Set every entry down again exactly, omitting none.
*** Dataset excerpts Section Begins ***
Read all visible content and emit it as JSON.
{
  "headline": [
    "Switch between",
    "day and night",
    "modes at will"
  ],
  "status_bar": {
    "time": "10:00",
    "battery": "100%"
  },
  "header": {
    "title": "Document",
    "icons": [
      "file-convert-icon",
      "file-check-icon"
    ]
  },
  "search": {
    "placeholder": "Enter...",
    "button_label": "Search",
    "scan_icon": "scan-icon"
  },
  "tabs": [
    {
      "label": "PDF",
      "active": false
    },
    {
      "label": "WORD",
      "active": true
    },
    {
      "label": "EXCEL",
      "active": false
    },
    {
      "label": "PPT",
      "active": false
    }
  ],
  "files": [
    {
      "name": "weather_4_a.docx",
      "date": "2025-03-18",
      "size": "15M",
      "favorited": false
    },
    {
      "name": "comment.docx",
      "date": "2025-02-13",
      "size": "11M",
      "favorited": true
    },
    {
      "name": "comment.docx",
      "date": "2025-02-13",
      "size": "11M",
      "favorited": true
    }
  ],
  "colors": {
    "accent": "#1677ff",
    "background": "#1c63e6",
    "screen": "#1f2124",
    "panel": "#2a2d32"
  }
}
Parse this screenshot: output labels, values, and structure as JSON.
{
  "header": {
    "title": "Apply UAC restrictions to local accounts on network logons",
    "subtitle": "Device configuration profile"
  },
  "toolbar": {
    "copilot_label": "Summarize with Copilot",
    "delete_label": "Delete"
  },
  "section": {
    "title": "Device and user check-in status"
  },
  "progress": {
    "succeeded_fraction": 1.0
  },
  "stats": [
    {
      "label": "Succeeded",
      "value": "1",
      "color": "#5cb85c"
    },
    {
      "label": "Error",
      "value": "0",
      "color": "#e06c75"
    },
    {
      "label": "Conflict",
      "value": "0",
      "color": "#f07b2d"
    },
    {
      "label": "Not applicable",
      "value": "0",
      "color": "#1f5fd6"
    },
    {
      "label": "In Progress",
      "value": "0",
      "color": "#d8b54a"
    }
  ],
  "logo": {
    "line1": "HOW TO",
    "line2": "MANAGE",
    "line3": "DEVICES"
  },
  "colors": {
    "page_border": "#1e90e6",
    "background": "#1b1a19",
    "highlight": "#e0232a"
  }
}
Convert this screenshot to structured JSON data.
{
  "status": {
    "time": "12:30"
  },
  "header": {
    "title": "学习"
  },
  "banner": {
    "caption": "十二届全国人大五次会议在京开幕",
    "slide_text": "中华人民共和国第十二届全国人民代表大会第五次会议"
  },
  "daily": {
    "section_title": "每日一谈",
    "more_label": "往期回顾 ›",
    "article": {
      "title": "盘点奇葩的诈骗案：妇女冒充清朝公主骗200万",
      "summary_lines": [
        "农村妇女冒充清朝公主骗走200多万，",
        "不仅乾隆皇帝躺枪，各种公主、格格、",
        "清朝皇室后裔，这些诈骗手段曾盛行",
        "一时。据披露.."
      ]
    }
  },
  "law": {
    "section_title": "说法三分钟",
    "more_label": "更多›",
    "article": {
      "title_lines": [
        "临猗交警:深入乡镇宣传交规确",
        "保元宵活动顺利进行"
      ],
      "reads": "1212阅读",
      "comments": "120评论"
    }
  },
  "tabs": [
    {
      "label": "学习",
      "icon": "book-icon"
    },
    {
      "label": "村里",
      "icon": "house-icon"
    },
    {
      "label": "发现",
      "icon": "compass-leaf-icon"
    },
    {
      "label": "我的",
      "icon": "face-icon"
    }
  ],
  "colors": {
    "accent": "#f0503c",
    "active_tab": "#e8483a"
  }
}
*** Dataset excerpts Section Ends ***
# Answer section:
Read all visible content and emit it as JSON.
{
  "headline": [
    "Switch between",
    "day and night",
    "modes at will"
  ],
  "status_bar": {
    "time": "10:00",
    "battery": "100%"
  },
  "header": {
    "title": "Document",
    "icons": [
      "file-convert-icon",
      "file-check-icon"
    ]
  },
  "search": {
    "placeholder": "Enter...",
    "button_label": "Search",
    "scan_icon": "scan-icon"
  },
  "tabs": [
    {
      "label": "PDF",
      "active": false
    },
    {
      "label": "WORD",
      "active": true
    },
    {
      "label": "EXCEL",
      "active": false
    },
    {
      "label": "PPT",
      "active": false
    }
  ],
  "files": [
    {
      "name": "weather_4_a.docx",
      "date": "2025-03-18",
      "size": "15M",
      "favorited": false
    },
    {
      "name": "comment.docx",
      "date": "2025-02-13",
      "size": "11M",
      "favorited": true
    },
    {
      "name": "comment.docx",
      "date": "2025-02-13",
      "size": "11M",
      "favorited": true
    }
  ],
  "colors": {
    "accent": "#1677ff",
    "background": "#1c63e6",
    "screen": "#1f2124",
    "panel": "#2a2d32"
  }
}
Parse this screenshot: output labels, values, and structure as JSON.
{
  "header": {
    "title": "Apply UAC restrictions to local accounts on network logons",
    "subtitle": "Device configuration profile"
  },
  "toolbar": {
    "copilot_label": "Summarize with Copilot",
    "delete_label": "Delete"
  },
  "section": {
    "title": "Device and user check-in status"
  },
  "progress": {
    "succeeded_fraction": 1.0
  },
  "stats": [
    {
      "label": "Succeeded",
      "value": "1",
      "color": "#5cb85c"
    },
    {
      "label": "Error",
      "value": "0",
      "color": "#e06c75"
    },
    {
      "label": "Conflict",
      "value": "0",
      "color": "#f07b2d"
    },
    {
      "label": "Not applicable",
      "value": "0",
      "color": "#1f5fd6"
    },
    {
      "label": "In Progress",
      "value": "0",
      "color": "#d8b54a"
    }
  ],
  "logo": {
    "line1": "HOW TO",
    "line2": "MANAGE",
    "line3": "DEVICES"
  },
  "colors": {
    "page_border": "#1e90e6",
    "background": "#1b1a19",
    "highlight": "#e0232a"
  }
}
Convert this screenshot to structured JSON data.
{
  "status": {
    "time": "12:30"
  },
  "header": {
    "title": "学习"
  },
  "banner": {
    "caption": "十二届全国人大五次会议在京开幕",
    "slide_text": "中华人民共和国第十二届全国人民代表大会第五次会议"
  },
  "daily": {
    "section_title": "每日一谈",
    "more_label": "往期回顾 ›",
    "article": {
      "title": "盘点奇葩的诈骗案：妇女冒充清朝公主骗200万",
      "summary_lines": [
        "农村妇女冒充清朝公主骗走200多万，",
        "不仅乾隆皇帝躺枪，各种公主、格格、",
        "清朝皇室后裔，这些诈骗手段曾盛行",
        "一时。据披露.."
      ]
    }
  },
  "law": {
    "section_title": "说法三分钟",
    "more_label": "更多›",
    "article": {
      "title_lines": [
        "临猗交警:深入乡镇宣传交规确",
        "保元宵活动顺利进行"
      ],
      "reads": "1212阅读",
      "comments": "120评论"
    }
  },
  "tabs": [
    {
      "label": "学习",
      "icon": "book-icon"
    },
    {
      "label": "村里",
      "icon": "house-icon"
    },
    {
      "label": "发现",
      "icon": "compass-leaf-icon"
    },
    {
      "label": "我的",
      "icon": "face-icon"
    }
  ],
  "colors": {
    "accent": "#f0503c",
    "active_tab": "#e8483a"
  }
}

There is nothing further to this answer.